WHAT IS BEING ASKED =>
Filter the entries below down to the lines that hold "monadikoi".

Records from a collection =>
★ ★ ★ ★ ★ ★ ★
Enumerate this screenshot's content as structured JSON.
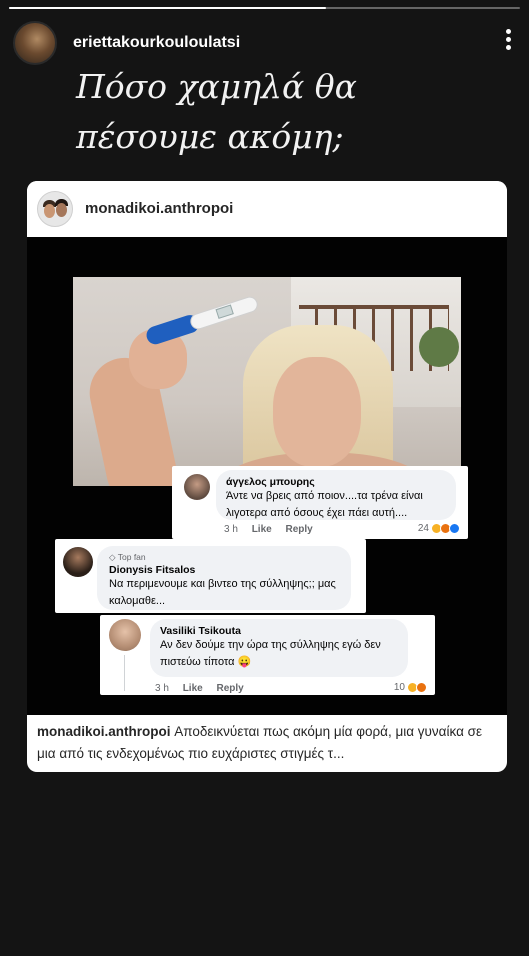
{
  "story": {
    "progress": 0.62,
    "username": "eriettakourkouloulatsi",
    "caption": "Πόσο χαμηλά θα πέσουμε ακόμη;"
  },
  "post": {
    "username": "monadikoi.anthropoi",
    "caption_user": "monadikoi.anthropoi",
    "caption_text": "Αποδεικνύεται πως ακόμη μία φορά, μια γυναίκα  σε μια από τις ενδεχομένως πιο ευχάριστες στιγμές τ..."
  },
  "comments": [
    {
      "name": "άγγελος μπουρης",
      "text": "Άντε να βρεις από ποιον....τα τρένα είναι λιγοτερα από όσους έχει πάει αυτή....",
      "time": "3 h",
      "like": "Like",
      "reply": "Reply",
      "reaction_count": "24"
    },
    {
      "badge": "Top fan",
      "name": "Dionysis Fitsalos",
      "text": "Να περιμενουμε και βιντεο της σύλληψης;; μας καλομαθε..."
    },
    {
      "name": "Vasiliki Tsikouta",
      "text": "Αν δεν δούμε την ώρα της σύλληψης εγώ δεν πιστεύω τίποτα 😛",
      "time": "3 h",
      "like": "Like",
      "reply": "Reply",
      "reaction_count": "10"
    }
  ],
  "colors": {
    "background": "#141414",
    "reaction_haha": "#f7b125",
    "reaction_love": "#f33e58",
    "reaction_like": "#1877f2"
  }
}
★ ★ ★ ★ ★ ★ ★
RESULT OF THE EXERCISE =>
    "username": "monadikoi.anthropoi",
    "caption_user": "monadikoi.anthropoi",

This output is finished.